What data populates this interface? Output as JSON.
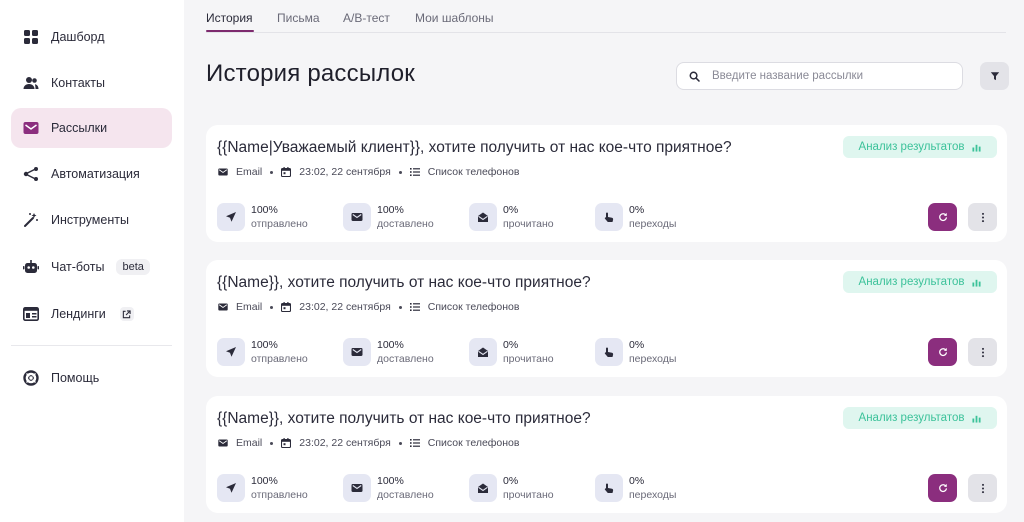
{
  "sidebar": {
    "items": [
      {
        "label": "Дашборд",
        "icon": "dashboard-icon"
      },
      {
        "label": "Контакты",
        "icon": "contacts-icon"
      },
      {
        "label": "Рассылки",
        "icon": "mail-icon",
        "active": true
      },
      {
        "label": "Автоматизация",
        "icon": "automation-icon"
      },
      {
        "label": "Инструменты",
        "icon": "tools-icon"
      },
      {
        "label": "Чат-боты",
        "icon": "bot-icon",
        "badge": "beta"
      },
      {
        "label": "Лендинги",
        "icon": "landing-icon",
        "external": true
      }
    ],
    "help": {
      "label": "Помощь",
      "icon": "help-icon"
    }
  },
  "tabs": [
    {
      "label": "История"
    },
    {
      "label": "Письма"
    },
    {
      "label": "A/B-тест"
    },
    {
      "label": "Мои шаблоны"
    }
  ],
  "page": {
    "title": "История рассылок",
    "search_placeholder": "Введите название рассылки"
  },
  "colors": {
    "accent": "#8b2e7e",
    "active_nav_bg": "#f5e5ee",
    "analysis_green": "#3cc29a"
  },
  "mailings": [
    {
      "title": "{{Name|Уважаемый клиент}}, хотите получить от нас кое-что приятное?",
      "analysis_label": "Анализ результатов",
      "channel": "Email",
      "datetime": "23:02, 22 сентября",
      "list": "Список телефонов",
      "stats": [
        {
          "value": "100%",
          "label": "отправлено"
        },
        {
          "value": "100%",
          "label": "доставлено"
        },
        {
          "value": "0%",
          "label": "прочитано"
        },
        {
          "value": "0%",
          "label": "переходы"
        }
      ]
    },
    {
      "title": "{{Name}}, хотите получить от нас кое-что приятное?",
      "analysis_label": "Анализ результатов",
      "channel": "Email",
      "datetime": "23:02, 22 сентября",
      "list": "Список телефонов",
      "stats": [
        {
          "value": "100%",
          "label": "отправлено"
        },
        {
          "value": "100%",
          "label": "доставлено"
        },
        {
          "value": "0%",
          "label": "прочитано"
        },
        {
          "value": "0%",
          "label": "переходы"
        }
      ]
    },
    {
      "title": "{{Name}}, хотите получить от нас кое-что приятное?",
      "analysis_label": "Анализ результатов",
      "channel": "Email",
      "datetime": "23:02, 22 сентября",
      "list": "Список телефонов",
      "stats": [
        {
          "value": "100%",
          "label": "отправлено"
        },
        {
          "value": "100%",
          "label": "доставлено"
        },
        {
          "value": "0%",
          "label": "прочитано"
        },
        {
          "value": "0%",
          "label": "переходы"
        }
      ]
    }
  ]
}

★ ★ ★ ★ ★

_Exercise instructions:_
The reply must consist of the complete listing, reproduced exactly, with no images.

_Result for this exercise:_
What data populates this interface? Output as JSON.
{
  "sidebar": {
    "items": [
      {
        "label": "Дашборд",
        "icon": "dashboard-icon"
      },
      {
        "label": "Контакты",
        "icon": "contacts-icon"
      },
      {
        "label": "Рассылки",
        "icon": "mail-icon",
        "active": true
      },
      {
        "label": "Автоматизация",
        "icon": "automation-icon"
      },
      {
        "label": "Инструменты",
        "icon": "tools-icon"
      },
      {
        "label": "Чат-боты",
        "icon": "bot-icon",
        "badge": "beta"
      },
      {
        "label": "Лендинги",
        "icon": "landing-icon",
        "external": true
      }
    ],
    "help": {
      "label": "Помощь",
      "icon": "help-icon"
    }
  },
  "tabs": [
    {
      "label": "История"
    },
    {
      "label": "Письма"
    },
    {
      "label": "A/B-тест"
    },
    {
      "label": "Мои шаблоны"
    }
  ],
  "page": {
    "title": "История рассылок",
    "search_placeholder": "Введите название рассылки"
  },
  "colors": {
    "accent": "#8b2e7e",
    "active_nav_bg": "#f5e5ee",
    "analysis_green": "#3cc29a"
  },
  "mailings": [
    {
      "title": "{{Name|Уважаемый клиент}}, хотите получить от нас кое-что приятное?",
      "analysis_label": "Анализ результатов",
      "channel": "Email",
      "datetime": "23:02, 22 сентября",
      "list": "Список телефонов",
      "stats": [
        {
          "value": "100%",
          "label": "отправлено"
        },
        {
          "value": "100%",
          "label": "доставлено"
        },
        {
          "value": "0%",
          "label": "прочитано"
        },
        {
          "value": "0%",
          "label": "переходы"
        }
      ]
    },
    {
      "title": "{{Name}}, хотите получить от нас кое-что приятное?",
      "analysis_label": "Анализ результатов",
      "channel": "Email",
      "datetime": "23:02, 22 сентября",
      "list": "Список телефонов",
      "stats": [
        {
          "value": "100%",
          "label": "отправлено"
        },
        {
          "value": "100%",
          "label": "доставлено"
        },
        {
          "value": "0%",
          "label": "прочитано"
        },
        {
          "value": "0%",
          "label": "переходы"
        }
      ]
    },
    {
      "title": "{{Name}}, хотите получить от нас кое-что приятное?",
      "analysis_label": "Анализ результатов",
      "channel": "Email",
      "datetime": "23:02, 22 сентября",
      "list": "Список телефонов",
      "stats": [
        {
          "value": "100%",
          "label": "отправлено"
        },
        {
          "value": "100%",
          "label": "доставлено"
        },
        {
          "value": "0%",
          "label": "прочитано"
        },
        {
          "value": "0%",
          "label": "переходы"
        }
      ]
    }
  ]
}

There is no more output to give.